--- What the task asks ---
Take the line that contains "Enumerate this screenshot's" as the first line and the final line of the records as the last; return exactly those lines and the lines between.

--- Provided entries ---
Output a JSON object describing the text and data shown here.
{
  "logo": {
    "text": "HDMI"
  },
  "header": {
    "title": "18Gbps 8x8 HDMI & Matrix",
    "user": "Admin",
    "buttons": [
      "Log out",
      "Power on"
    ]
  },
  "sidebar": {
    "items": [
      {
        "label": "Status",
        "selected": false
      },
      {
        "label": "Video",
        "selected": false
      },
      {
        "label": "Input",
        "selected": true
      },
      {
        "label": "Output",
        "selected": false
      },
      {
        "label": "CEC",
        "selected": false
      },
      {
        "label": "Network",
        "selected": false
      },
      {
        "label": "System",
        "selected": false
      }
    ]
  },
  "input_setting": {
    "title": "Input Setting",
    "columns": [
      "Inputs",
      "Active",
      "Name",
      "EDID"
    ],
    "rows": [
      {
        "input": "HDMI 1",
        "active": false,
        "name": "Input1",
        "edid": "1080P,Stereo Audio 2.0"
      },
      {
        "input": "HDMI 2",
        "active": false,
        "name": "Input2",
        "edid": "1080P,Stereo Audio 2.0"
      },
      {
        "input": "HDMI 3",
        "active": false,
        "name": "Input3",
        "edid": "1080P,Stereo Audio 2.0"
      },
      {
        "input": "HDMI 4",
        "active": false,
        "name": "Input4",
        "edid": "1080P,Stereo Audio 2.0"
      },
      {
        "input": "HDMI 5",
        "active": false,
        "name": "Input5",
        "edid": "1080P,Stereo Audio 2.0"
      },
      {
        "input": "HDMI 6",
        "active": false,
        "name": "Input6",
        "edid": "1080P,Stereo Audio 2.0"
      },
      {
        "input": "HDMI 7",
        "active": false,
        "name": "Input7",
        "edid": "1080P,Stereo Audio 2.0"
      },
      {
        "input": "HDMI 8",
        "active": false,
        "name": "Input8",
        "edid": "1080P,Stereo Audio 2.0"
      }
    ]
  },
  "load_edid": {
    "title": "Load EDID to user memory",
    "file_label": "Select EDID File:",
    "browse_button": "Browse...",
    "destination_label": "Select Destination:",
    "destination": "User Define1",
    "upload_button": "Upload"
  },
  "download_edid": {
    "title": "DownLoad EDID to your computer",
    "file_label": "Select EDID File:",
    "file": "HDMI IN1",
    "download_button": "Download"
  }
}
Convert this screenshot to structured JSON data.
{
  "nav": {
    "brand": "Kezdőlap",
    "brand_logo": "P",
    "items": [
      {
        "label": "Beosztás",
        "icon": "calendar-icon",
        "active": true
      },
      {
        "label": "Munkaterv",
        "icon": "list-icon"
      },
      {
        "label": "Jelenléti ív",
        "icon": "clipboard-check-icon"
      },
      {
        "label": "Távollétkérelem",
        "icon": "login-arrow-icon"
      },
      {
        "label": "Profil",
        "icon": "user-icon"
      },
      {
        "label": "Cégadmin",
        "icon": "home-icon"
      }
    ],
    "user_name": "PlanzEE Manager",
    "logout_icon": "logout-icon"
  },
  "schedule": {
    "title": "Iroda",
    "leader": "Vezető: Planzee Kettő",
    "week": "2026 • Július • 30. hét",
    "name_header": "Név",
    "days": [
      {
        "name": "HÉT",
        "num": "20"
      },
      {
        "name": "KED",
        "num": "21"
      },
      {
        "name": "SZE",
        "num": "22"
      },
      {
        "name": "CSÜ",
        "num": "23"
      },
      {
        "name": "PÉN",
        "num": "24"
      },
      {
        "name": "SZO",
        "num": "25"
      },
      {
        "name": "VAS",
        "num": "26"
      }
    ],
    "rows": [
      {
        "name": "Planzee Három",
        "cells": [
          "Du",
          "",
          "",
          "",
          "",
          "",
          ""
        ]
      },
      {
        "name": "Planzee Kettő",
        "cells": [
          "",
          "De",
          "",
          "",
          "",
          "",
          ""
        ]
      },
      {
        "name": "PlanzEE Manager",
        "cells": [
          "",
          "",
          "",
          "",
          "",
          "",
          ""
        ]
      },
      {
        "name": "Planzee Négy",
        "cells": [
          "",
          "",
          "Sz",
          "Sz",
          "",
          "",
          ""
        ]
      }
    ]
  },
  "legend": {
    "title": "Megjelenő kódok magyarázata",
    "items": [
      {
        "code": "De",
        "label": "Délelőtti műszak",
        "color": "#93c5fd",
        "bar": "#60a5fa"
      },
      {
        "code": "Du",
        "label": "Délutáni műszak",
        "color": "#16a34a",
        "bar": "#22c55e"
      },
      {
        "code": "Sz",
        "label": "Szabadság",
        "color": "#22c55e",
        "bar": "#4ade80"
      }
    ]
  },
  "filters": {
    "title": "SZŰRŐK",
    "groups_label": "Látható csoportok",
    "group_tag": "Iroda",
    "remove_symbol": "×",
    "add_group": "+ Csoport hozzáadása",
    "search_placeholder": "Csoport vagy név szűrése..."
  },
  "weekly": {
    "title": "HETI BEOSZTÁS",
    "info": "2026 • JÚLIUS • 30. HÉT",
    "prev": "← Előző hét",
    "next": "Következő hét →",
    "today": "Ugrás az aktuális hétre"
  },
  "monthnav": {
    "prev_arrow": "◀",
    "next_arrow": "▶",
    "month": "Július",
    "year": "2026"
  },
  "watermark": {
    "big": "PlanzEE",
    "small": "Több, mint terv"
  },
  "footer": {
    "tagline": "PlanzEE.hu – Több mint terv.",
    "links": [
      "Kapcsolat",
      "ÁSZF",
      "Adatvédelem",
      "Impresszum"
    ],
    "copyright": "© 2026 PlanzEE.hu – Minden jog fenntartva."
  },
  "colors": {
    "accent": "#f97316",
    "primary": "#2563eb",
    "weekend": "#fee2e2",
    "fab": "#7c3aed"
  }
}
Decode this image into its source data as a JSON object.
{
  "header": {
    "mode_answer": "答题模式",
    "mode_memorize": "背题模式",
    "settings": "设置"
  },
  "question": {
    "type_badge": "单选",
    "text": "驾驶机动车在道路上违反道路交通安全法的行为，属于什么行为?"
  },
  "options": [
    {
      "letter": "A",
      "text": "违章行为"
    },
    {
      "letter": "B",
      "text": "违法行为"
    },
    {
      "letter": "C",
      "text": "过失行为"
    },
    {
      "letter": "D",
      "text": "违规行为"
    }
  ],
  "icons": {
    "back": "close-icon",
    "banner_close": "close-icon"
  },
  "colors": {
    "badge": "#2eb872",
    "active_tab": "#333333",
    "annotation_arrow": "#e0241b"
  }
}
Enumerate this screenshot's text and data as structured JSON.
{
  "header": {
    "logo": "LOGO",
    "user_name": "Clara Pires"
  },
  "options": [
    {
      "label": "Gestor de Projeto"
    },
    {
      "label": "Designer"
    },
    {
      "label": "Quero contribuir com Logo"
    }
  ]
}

--- Answer box ---
Enumerate this screenshot's text and data as structured JSON.
{
  "header": {
    "logo": "LOGO",
    "user_name": "Clara Pires"
  },
  "options": [
    {
      "label": "Gestor de Projeto"
    },
    {
      "label": "Designer"
    },
    {
      "label": "Quero contribuir com Logo"
    }
  ]
}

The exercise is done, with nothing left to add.